From I was 4 till I was 51, my life was constructed around the academic year. Whether as a pupil or as a teacher, I was tied by a year that began as August petered out and ended as June promised never-ending lazy hazy crazy days of summer.
But one of my favourite poems from school was John Keats Ode to Autumn it spoke of autumn being ‘the season of mists and mellow fruitfulness’. We can choose to see the beginning of the school year as marking the end of long evenings and the approach of cold and winter – or as a time for gratitude for what has been achieved.
When I look back on my school days, I have great memories of many wonderful teachers. For them and their love of learning I am eternally grateful. Without their inspiration, I would not be the person that I have become.
But I am also grateful for the holidays. I don’t mean that merely in terms of exciting places seen and enjoyed. I am grateful for the summer in a factory and the challenges of inter-railing. I mean the teenage friendships established that have lasted over half a century. I mean the life-lessons learned, the nourishing memories and the important mistakes made.
As I enter into the autumn of my own life, faith enables me to look back with compassion and gratitude on the past. Christ helps me to forgive the mistakes and the crosses – and to see them as lessons in becoming a better disciple of Jesus. Apparent successes are not necessarily blessings – and crosses are often time of grace that stretch us.
As schools look into the new year, don’t just see the hills to be climbed and the long winter months to be endured. Think of the way that your past has been blessed – in term time and in holidays.

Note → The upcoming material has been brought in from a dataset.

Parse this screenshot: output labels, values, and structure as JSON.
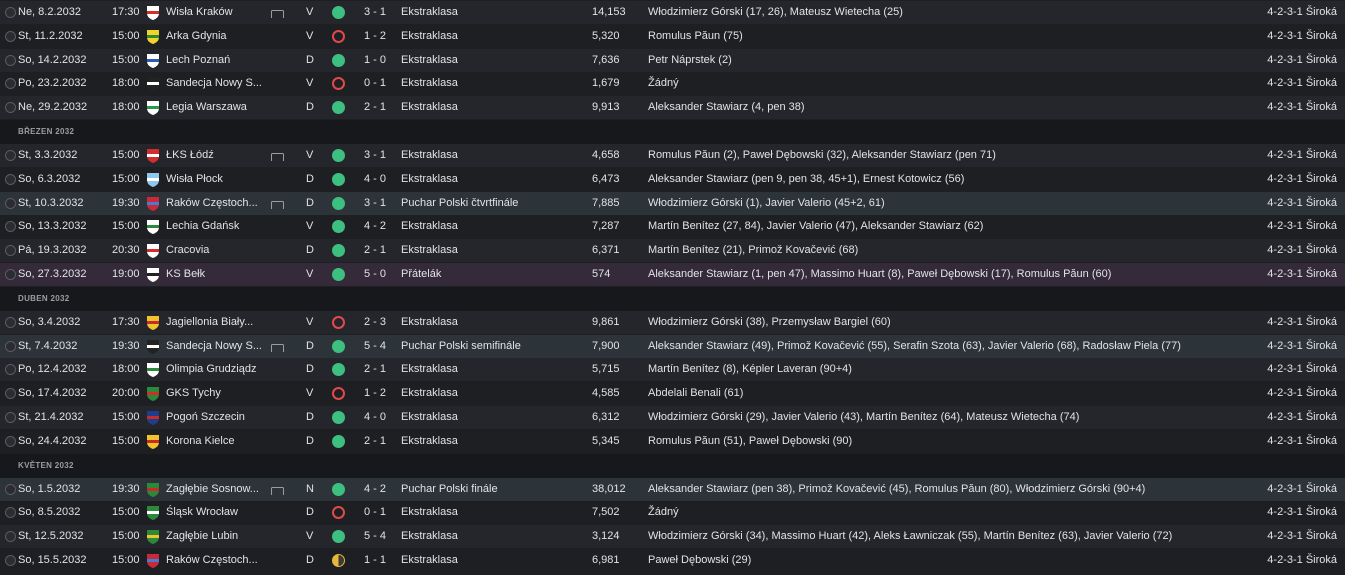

Those who look back with gratitude, can face whatever comes with hope. Jesus walks beside you.
Most Rev Donal McKeown DD is Bishop of the Diocese of Derry